» **Data**:
---+---

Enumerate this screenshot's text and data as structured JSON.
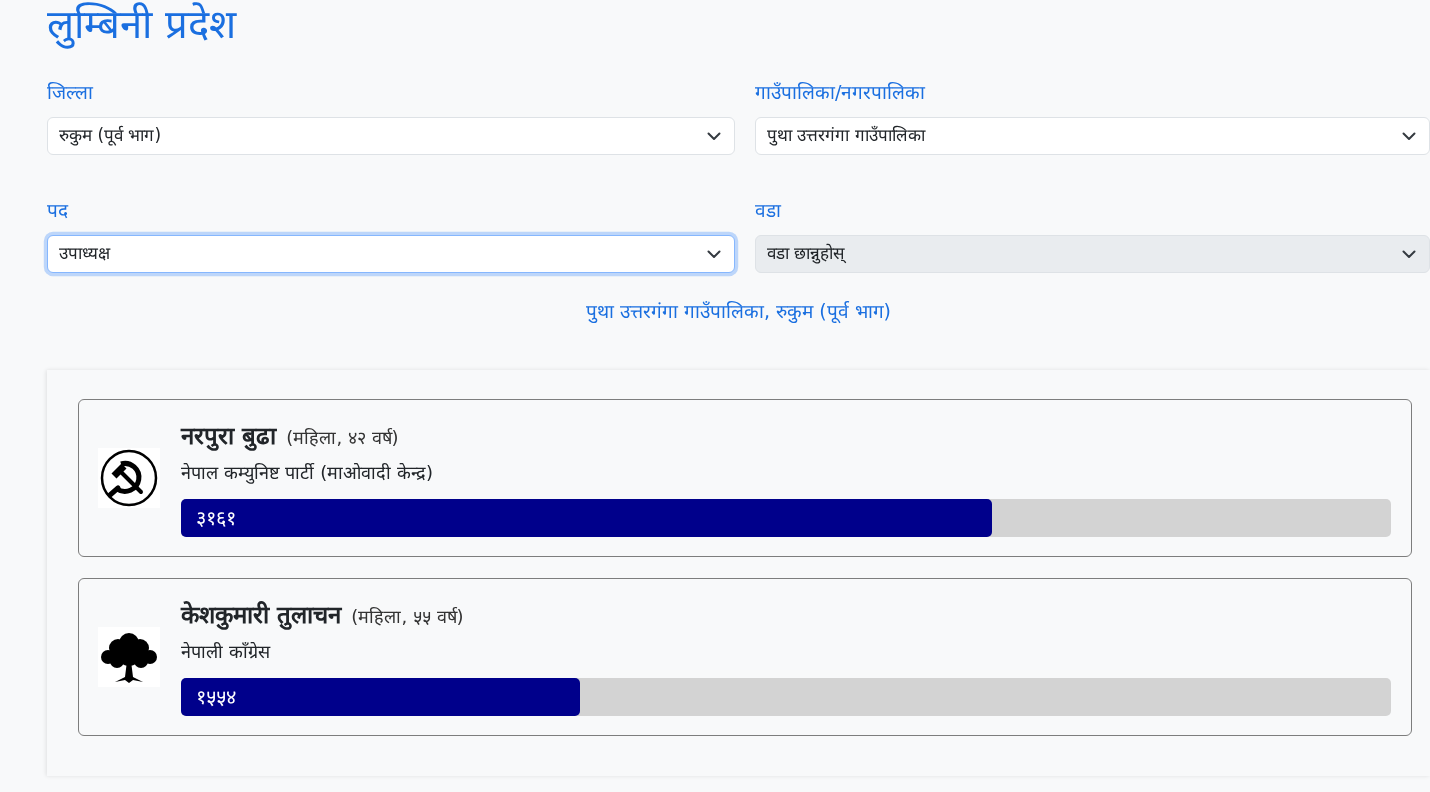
{
  "page": {
    "title": "लुम्बिनी प्रदेश"
  },
  "filters": [
    {
      "label": "जिल्ला",
      "value": "रुकुम (पूर्व भाग)",
      "focused": false,
      "disabled": false
    },
    {
      "label": "गाउँपालिका/नगरपालिका",
      "value": "पुथा उत्तरगंगा गाउँपालिका",
      "focused": false,
      "disabled": false
    },
    {
      "label": "पद",
      "value": "उपाध्यक्ष",
      "focused": true,
      "disabled": false
    },
    {
      "label": "वडा",
      "placeholder": "वडा छान्नुहोस्",
      "focused": false,
      "disabled": true
    }
  ],
  "summary": "पुथा उत्तरगंगा गाउँपालिका, रुकुम (पूर्व भाग)",
  "candidates": [
    {
      "kind": "sickle",
      "name": "नरपुरा बुढा",
      "details": "(महिला, ४२ वर्ष)",
      "party": "नेपाल कम्युनिष्ट पार्टी (माओवादी केन्द्र)",
      "votes": "३१६१",
      "level": 0.6705
    },
    {
      "kind": "tree",
      "name": "केशकुमारी तुलाचन",
      "details": "(महिला, ५५ वर्ष)",
      "party": "नेपाली काँग्रेस",
      "votes": "१५५४",
      "level": 0.3295
    }
  ]
}
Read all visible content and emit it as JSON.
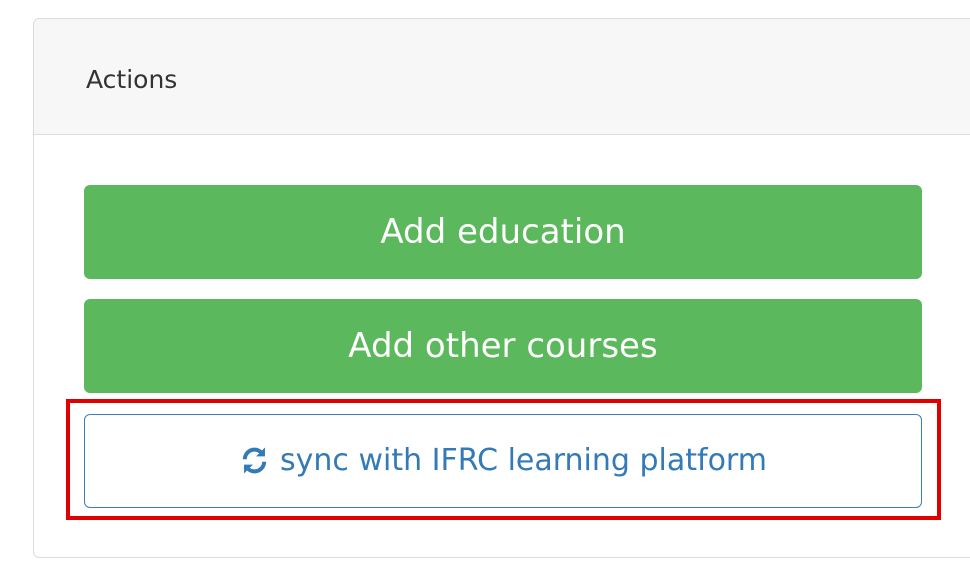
{
  "panel": {
    "title": "Actions"
  },
  "actions": {
    "add_education_label": "Add education",
    "add_other_courses_label": "Add other courses",
    "sync_label": "sync with IFRC learning platform",
    "sync_icon": "sync-icon"
  },
  "colors": {
    "primary_green": "#5cb85c",
    "sync_text": "#337ab7",
    "sync_border": "#3b7fb8",
    "highlight_border": "#e00000",
    "header_background": "#f7f7f7",
    "panel_border": "#dcdcdc"
  }
}
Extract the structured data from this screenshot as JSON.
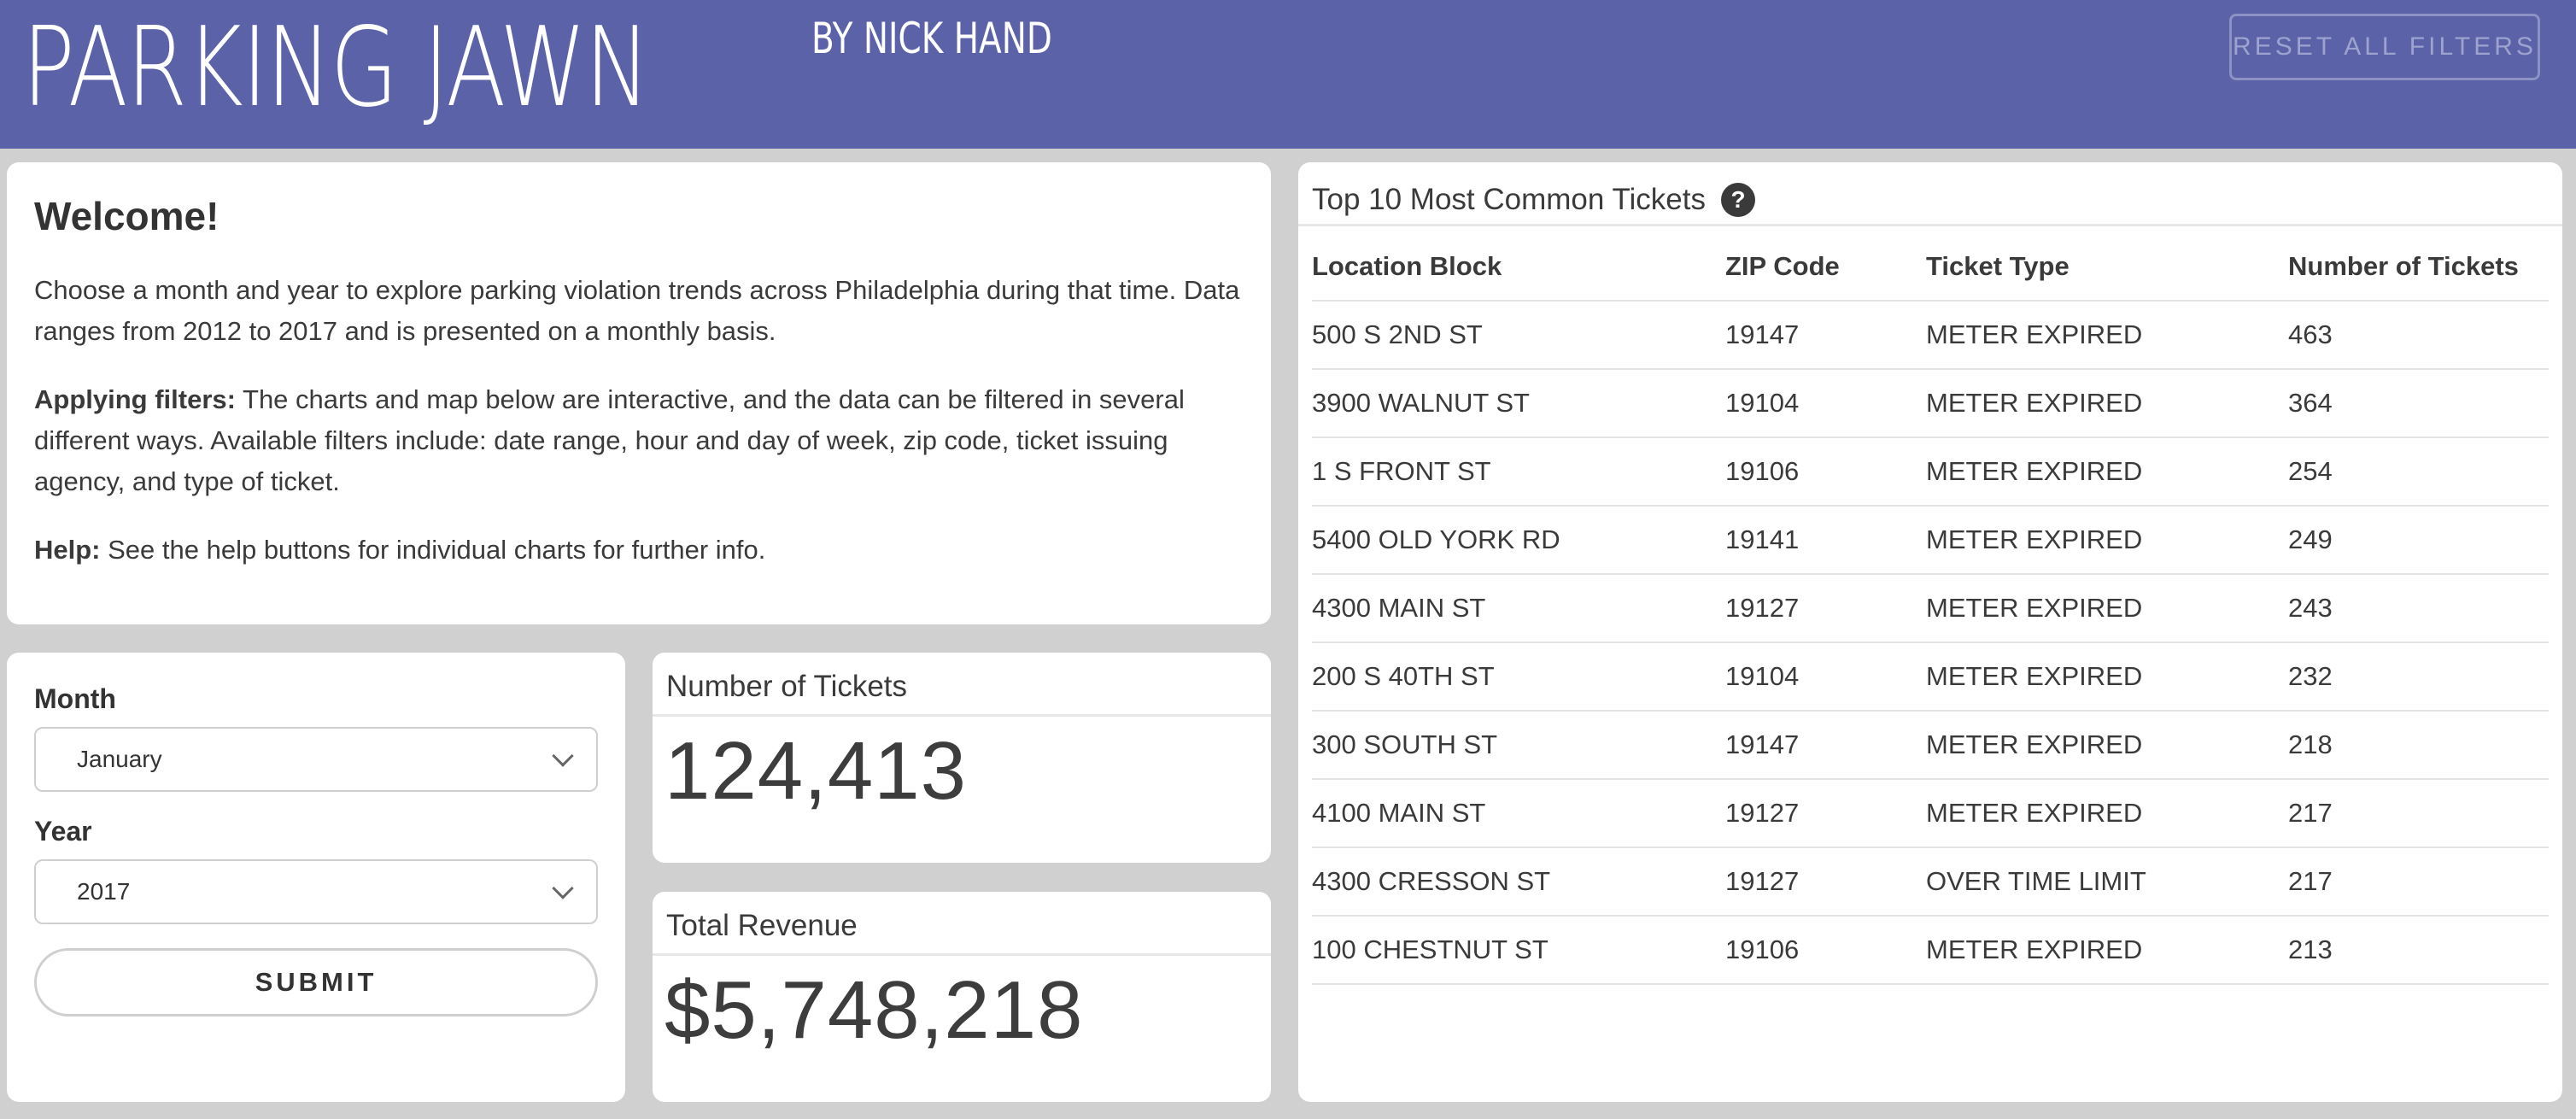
{
  "header": {
    "title": "PARKING JAWN",
    "byline": "BY NICK HAND",
    "reset_label": "RESET ALL FILTERS",
    "background": "#5b62a8"
  },
  "welcome": {
    "heading": "Welcome!",
    "intro": "Choose a month and year to explore parking violation trends across Philadelphia during that time. Data ranges from 2012 to 2017 and is presented on a monthly basis.",
    "filters_label": "Applying filters:",
    "filters_text": " The charts and map below are interactive, and the data can be filtered in several different ways. Available filters include: date range, hour and day of week, zip code, ticket issuing agency, and type of ticket.",
    "help_label": "Help:",
    "help_text": " See the help buttons for individual charts for further info."
  },
  "controls": {
    "month_label": "Month",
    "month_value": "January",
    "year_label": "Year",
    "year_value": "2017",
    "submit_label": "SUBMIT"
  },
  "stats": {
    "tickets_label": "Number of Tickets",
    "tickets_value": "124,413",
    "revenue_label": "Total Revenue",
    "revenue_value": "$5,748,218"
  },
  "top_tickets": {
    "title": "Top 10 Most Common Tickets",
    "help_icon": "?",
    "columns": [
      "Location Block",
      "ZIP Code",
      "Ticket Type",
      "Number of Tickets"
    ],
    "rows": [
      [
        "500 S 2ND ST",
        "19147",
        "METER EXPIRED",
        "463"
      ],
      [
        "3900 WALNUT ST",
        "19104",
        "METER EXPIRED",
        "364"
      ],
      [
        "1 S FRONT ST",
        "19106",
        "METER EXPIRED",
        "254"
      ],
      [
        "5400 OLD YORK RD",
        "19141",
        "METER EXPIRED",
        "249"
      ],
      [
        "4300 MAIN ST",
        "19127",
        "METER EXPIRED",
        "243"
      ],
      [
        "200 S 40TH ST",
        "19104",
        "METER EXPIRED",
        "232"
      ],
      [
        "300 SOUTH ST",
        "19147",
        "METER EXPIRED",
        "218"
      ],
      [
        "4100 MAIN ST",
        "19127",
        "METER EXPIRED",
        "217"
      ],
      [
        "4300 CRESSON ST",
        "19127",
        "OVER TIME LIMIT",
        "217"
      ],
      [
        "100 CHESTNUT ST",
        "19106",
        "METER EXPIRED",
        "213"
      ]
    ]
  }
}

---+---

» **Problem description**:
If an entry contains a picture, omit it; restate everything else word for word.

» **Solution for this problem**:
Enumerate this screenshot's text and data as structured JSON.
{
  "page": {
    "title": "लुम्बिनी प्रदेश"
  },
  "filters": [
    {
      "label": "जिल्ला",
      "value": "रुकुम (पूर्व भाग)",
      "focused": false,
      "disabled": false
    },
    {
      "label": "गाउँपालिका/नगरपालिका",
      "value": "पुथा उत्तरगंगा गाउँपालिका",
      "focused": false,
      "disabled": false
    },
    {
      "label": "पद",
      "value": "उपाध्यक्ष",
      "focused": true,
      "disabled": false
    },
    {
      "label": "वडा",
      "placeholder": "वडा छान्नुहोस्",
      "focused": false,
      "disabled": true
    }
  ],
  "summary": "पुथा उत्तरगंगा गाउँपालिका, रुकुम (पूर्व भाग)",
  "candidates": [
    {
      "kind": "sickle",
      "name": "नरपुरा बुढा",
      "details": "(महिला, ४२ वर्ष)",
      "party": "नेपाल कम्युनिष्ट पार्टी (माओवादी केन्द्र)",
      "votes": "३१६१",
      "level": 0.6705
    },
    {
      "kind": "tree",
      "name": "केशकुमारी तुलाचन",
      "details": "(महिला, ५५ वर्ष)",
      "party": "नेपाली काँग्रेस",
      "votes": "१५५४",
      "level": 0.3295
    }
  ]
}
Read all visible content and emit it as JSON.
{
  "panel": {
    "title": "Actions"
  },
  "actions": {
    "add_education_label": "Add education",
    "add_other_courses_label": "Add other courses",
    "sync_label": "sync with IFRC learning platform",
    "sync_icon": "sync-icon"
  },
  "colors": {
    "primary_green": "#5cb85c",
    "sync_text": "#337ab7",
    "sync_border": "#3b7fb8",
    "highlight_border": "#e00000",
    "header_background": "#f7f7f7",
    "panel_border": "#dcdcdc"
  }
}
Extract the structured data from this screenshot as JSON.
{
  "header": {
    "title": "PARKING JAWN",
    "byline": "BY NICK HAND",
    "reset_label": "RESET ALL FILTERS",
    "background": "#5b62a8"
  },
  "welcome": {
    "heading": "Welcome!",
    "intro": "Choose a month and year to explore parking violation trends across Philadelphia during that time. Data ranges from 2012 to 2017 and is presented on a monthly basis.",
    "filters_label": "Applying filters:",
    "filters_text": " The charts and map below are interactive, and the data can be filtered in several different ways. Available filters include: date range, hour and day of week, zip code, ticket issuing agency, and type of ticket.",
    "help_label": "Help:",
    "help_text": " See the help buttons for individual charts for further info."
  },
  "controls": {
    "month_label": "Month",
    "month_value": "January",
    "year_label": "Year",
    "year_value": "2017",
    "submit_label": "SUBMIT"
  },
  "stats": {
    "tickets_label": "Number of Tickets",
    "tickets_value": "124,413",
    "revenue_label": "Total Revenue",
    "revenue_value": "$5,748,218"
  },
  "top_tickets": {
    "title": "Top 10 Most Common Tickets",
    "help_icon": "?",
    "columns": [
      "Location Block",
      "ZIP Code",
      "Ticket Type",
      "Number of Tickets"
    ],
    "rows": [
      [
        "500 S 2ND ST",
        "19147",
        "METER EXPIRED",
        "463"
      ],
      [
        "3900 WALNUT ST",
        "19104",
        "METER EXPIRED",
        "364"
      ],
      [
        "1 S FRONT ST",
        "19106",
        "METER EXPIRED",
        "254"
      ],
      [
        "5400 OLD YORK RD",
        "19141",
        "METER EXPIRED",
        "249"
      ],
      [
        "4300 MAIN ST",
        "19127",
        "METER EXPIRED",
        "243"
      ],
      [
        "200 S 40TH ST",
        "19104",
        "METER EXPIRED",
        "232"
      ],
      [
        "300 SOUTH ST",
        "19147",
        "METER EXPIRED",
        "218"
      ],
      [
        "4100 MAIN ST",
        "19127",
        "METER EXPIRED",
        "217"
      ],
      [
        "4300 CRESSON ST",
        "19127",
        "OVER TIME LIMIT",
        "217"
      ],
      [
        "100 CHESTNUT ST",
        "19106",
        "METER EXPIRED",
        "213"
      ]
    ]
  }
}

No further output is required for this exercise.